River Raisin National Battlefield Park, MI
The National Park Service contacted National Park Trust seeking help to acquire 44.58-acres of land are part of the battlefield where, in January 1813, British and American Indian forces defeated the American army. The memory of the defeat and death of soldiers became a rallying cry for the remainder of the War.
River Raisin National Battlefield Park commemorates those War of 1812 battles tells the story of and the aftermath. Westward expansion and the forced removal, relocation, and “assimilation” of Native Americans followed the War. One of the more well-known residents of the area, who grew up hearing the stories of the battle was George Armstrong Custer.
The park is about 75 acres, and through acquisition by the NPS and City of Monroe, will create green space that will connect with Sterling State Park and the only international wildlife refuge in North America. Removal of old houses will allow restoration of the riverbank. Creation of a greenway will link the battlefield with the Plum Creek Wetland. The greenway will loosely follow the path of retreat of the Americans after the battle.
The park hosts reenactments of the battle as well as conducting living history programs to illustrate what life was like in 1813. Plans for the expansion of the park, through the acquisition of additional land, call for period food gardens and replica structures of historic Frenchtown on the River Raisin.
Project Years: 2019-2021
Parcel Size: 44.58 acres
Project Cost: $7.058 million
Long Term Significance of the Acquisition:
- Acquisition of this property would preserve the most important part of the historic battlefield. It would also contribute to the community-wide project to restore the wetlands and riverbank through the City of Monroe
- It will improve and revitalize neighborhoods, and has already increased home values in the area. It is hoped the additional lands and visitor services will draw more visitors and improve the local economy
Value to the Park and Public:
- Lands are part of the historic battlefield
- Return to the natural riparian shoreline in the River Raisin

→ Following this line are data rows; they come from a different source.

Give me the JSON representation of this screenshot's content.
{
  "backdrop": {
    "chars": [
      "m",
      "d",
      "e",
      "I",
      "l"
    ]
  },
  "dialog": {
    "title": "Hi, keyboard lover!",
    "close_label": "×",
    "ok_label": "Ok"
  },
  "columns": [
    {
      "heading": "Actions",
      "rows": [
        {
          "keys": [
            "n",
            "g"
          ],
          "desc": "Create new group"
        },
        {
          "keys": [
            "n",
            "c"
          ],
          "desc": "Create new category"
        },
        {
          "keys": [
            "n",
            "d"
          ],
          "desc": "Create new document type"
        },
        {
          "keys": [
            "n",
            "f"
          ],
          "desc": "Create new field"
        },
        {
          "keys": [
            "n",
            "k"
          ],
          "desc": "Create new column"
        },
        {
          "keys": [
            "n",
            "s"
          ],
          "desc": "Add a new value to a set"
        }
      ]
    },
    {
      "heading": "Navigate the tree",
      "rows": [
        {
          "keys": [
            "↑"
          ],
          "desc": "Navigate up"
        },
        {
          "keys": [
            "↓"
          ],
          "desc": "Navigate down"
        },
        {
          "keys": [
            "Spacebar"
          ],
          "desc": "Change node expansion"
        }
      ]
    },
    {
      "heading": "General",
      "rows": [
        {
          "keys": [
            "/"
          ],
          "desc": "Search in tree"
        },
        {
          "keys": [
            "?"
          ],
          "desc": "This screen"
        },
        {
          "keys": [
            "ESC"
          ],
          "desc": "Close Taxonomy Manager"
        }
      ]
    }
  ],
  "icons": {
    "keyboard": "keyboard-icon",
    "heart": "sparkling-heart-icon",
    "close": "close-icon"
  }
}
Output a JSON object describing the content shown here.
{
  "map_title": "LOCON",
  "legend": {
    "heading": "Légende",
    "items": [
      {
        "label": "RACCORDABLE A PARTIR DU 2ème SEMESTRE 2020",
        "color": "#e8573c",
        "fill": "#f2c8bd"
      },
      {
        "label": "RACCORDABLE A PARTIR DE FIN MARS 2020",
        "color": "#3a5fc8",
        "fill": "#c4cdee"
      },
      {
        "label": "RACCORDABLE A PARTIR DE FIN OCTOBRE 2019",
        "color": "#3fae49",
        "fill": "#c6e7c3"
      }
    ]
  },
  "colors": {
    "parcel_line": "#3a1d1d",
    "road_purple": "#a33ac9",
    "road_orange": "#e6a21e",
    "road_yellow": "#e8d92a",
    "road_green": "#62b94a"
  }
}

- Protects wetlands
- Creates green space for the community, adding it to other state, local, and federal agencies parks, lands, and wildlife refuges
- Supports restoration of brownfields